There are various positive aspects to living in a time in which technology is more prevalent and accessible than ever, but there are also many shadows in the realm of the cyberspace.

This is why Erica Fissel’s goal is to illuminate the interpersonal victimization that occurs in cyberspace in hopes that her work will be used to help inform policy and help these victims.

Fissel, an assistant professor in the Department of Criminal Justice, doesn’t consider herself a particularly technology-savvy person but was fascinated with the way people behave online versus offline. From there, she began to look at what use or abuse of technology looks like in an intimate partner relationship. A member of UCF’s Violence Against Women faculty cluster, she focuses on the impact it has on women.

Although she didn’t intentionally seek to make women the focus of her research, Fissel says she quickly discovered that women are the most likely to experience such forms of interpersonal victimization. She also works with the Cybercrime Support Network to help serve those affected by the growing impacts of cybercrime.

“This area is so interesting to me because it’s so underdeveloped, and there are so many ways that people can use technology to abuse their partners that I would have never thought of,” she says.

Such technology can include smart-home systems like video doorbells, which can be used to track or monitor an intimate partner. Even reading a partner’s text messages without their permission can fall into the category of technology-based abuse under certain circumstances.

She adds that it’s important to realize that intimate partner cyber abuse is not illegal. There may be laws applicable to cyberstalking or cyber harassment, but intimate partner cyber abuse extends beyond those behaviors.

“Because of that, people don’t know what they’re experiencing is abusive or problematic,” Fissel says. “They don’t know that they should be able to get help for it. I want my work to be able to inform policies and laws. I want to help individuals experiencing these behaviors access helpful resources, realize that they’re experiencing problematic behavior and get out of those situations.”

Erica Fissel

In her Women and Crime course, Fissel often finds herself teaching survivors and others who have experienced intimate partner cyber abuse. She’s even had students realize through the class that they are either currently being victimized or have been in the past.
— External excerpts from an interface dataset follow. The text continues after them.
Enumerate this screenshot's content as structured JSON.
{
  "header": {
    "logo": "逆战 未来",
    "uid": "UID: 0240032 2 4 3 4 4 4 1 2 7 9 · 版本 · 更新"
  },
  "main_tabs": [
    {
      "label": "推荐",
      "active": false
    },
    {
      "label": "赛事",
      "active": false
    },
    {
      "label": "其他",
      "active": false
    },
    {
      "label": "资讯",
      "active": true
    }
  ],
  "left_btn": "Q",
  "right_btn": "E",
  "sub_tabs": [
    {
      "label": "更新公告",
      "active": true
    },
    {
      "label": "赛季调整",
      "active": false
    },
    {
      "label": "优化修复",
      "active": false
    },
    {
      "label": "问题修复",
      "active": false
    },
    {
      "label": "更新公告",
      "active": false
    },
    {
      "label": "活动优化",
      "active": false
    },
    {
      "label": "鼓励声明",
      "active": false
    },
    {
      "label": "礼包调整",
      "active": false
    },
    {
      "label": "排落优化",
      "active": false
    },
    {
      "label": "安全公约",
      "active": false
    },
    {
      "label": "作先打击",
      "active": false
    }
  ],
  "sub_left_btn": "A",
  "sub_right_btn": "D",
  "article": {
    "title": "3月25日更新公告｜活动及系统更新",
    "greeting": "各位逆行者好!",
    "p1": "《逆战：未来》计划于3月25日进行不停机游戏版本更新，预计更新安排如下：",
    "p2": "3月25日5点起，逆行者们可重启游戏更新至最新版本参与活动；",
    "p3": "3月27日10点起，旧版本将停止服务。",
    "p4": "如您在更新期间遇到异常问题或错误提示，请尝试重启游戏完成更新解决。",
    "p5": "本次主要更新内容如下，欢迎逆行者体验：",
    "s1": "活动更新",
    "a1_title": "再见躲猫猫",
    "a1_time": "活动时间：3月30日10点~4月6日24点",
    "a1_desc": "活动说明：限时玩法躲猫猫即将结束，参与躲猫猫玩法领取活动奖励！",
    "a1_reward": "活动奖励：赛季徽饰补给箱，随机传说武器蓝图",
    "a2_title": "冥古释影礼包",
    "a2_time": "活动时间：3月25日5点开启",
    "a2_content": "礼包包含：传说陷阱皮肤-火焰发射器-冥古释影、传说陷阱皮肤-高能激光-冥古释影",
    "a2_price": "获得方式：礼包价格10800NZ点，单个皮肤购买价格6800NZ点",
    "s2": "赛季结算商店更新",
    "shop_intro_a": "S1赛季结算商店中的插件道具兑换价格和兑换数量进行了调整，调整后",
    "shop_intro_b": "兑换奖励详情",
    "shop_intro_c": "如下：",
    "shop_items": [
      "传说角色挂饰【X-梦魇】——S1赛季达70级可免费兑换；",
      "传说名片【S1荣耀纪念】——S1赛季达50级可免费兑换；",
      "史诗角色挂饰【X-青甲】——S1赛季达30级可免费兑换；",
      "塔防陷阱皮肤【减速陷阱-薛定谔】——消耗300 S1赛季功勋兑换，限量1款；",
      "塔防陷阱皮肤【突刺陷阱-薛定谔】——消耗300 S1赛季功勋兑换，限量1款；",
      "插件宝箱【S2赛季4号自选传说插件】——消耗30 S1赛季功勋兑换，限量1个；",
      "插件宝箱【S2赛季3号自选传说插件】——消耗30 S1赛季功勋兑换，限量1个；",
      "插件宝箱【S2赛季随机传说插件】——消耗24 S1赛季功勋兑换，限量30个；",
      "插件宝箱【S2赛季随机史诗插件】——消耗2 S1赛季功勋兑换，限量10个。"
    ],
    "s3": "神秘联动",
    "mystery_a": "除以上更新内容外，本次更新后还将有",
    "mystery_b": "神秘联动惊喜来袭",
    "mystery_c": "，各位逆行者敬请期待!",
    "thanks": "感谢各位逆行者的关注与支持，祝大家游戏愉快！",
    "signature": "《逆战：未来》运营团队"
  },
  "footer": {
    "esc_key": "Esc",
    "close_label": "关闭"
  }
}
“It’s very heavy material for students, but what I try to do is have a very open dialogue and safe space within the class where people are able to share their ideas,” she says. “We can talk about these types of behaviors and experiences because they’re important to understand.”

Defining the Cyber Abuse Spectrum

Although statistics show that women are generally more likely to be victims of intimate partner violence, Fissel says she is seeing more parity between men and women engaging in cyber-based abuse.

One of the projects Fissel has been working on examines the normalization or societal acceptance of behaviors that could be considered cyber abuse. She and a team of researchers from other universities collaborated on the study, which was funded by a faculty enrichment grant from the University of Cincinnati’s Criminal Justice Research Center. They collected data from 1,500 adults currently in an intimate partner relationship and asked about their experiences with intimate partner cyber abuse, perpetration and victimization within the past six months.

“We did a pilot test, and 100% of people experienced intimate partner cyber abuse as we defined it in the past six months,” Fissel says. “We thought, ‘This is a much bigger problem than we thought or we’re measuring it wrong.’ We talked to people about it, and some of the behaviors that we were defining as abusive aren’t abusive in all contexts.”

For example, tracking a partner via GPS would be considered abusive if it was being done without consent. However, Fissel says, many participants later indicated they tracked each other’s locations for safety reasons.

“That’s one of the tricky things with intimate partner cyber abuse, because it’s totally relationship specific and dependent on whether the boundaries developed with your partner were agreed upon without coercion,” she says.

In addition to looking at intimate partner cyber abuse on the victimization side, Fissel also is working on it from the perpetration side. That entails trying to understand why people engage in such behaviors, which is vital to being able to prevent them from happening.

Fissel also is working on another study with Jackie Woerner, an assistant professor in UCF’s departments of sociology and psychology, that focuses on the perpetration side. The two surveyed 544 people and followed up with nearly 300 of them a month later to examine their intimate partner cyber abuse behaviors over time. Part of this research involved asking participants about the factors that motivate their behavior. Fissel says many cited personal insecurities such as lack of trust.

“There’s almost a range within intimate partner cyber abuse,” she says. “There are things like checking someone’s text messages without their permission, which I would say is probably on the lower end of the spectrum. Then you also have people who are opening bank accounts in your name and ruining your credit, or people who are sending you threatening text messages. We’re also trying to figure out where the line that society draws is, because that’s going to help with trying to determine laws, too.”

Fissel received her doctorate in criminal justice from the University of Cincinnati. Her primary research interests focus on various types of interpersonal victimization that take place online, including cyberstalking, intimate partner cyber abuse and cyberbullying. She joined UCF’s Department of Criminal Justice, part of the College of Community Innovation and Education, in 2019.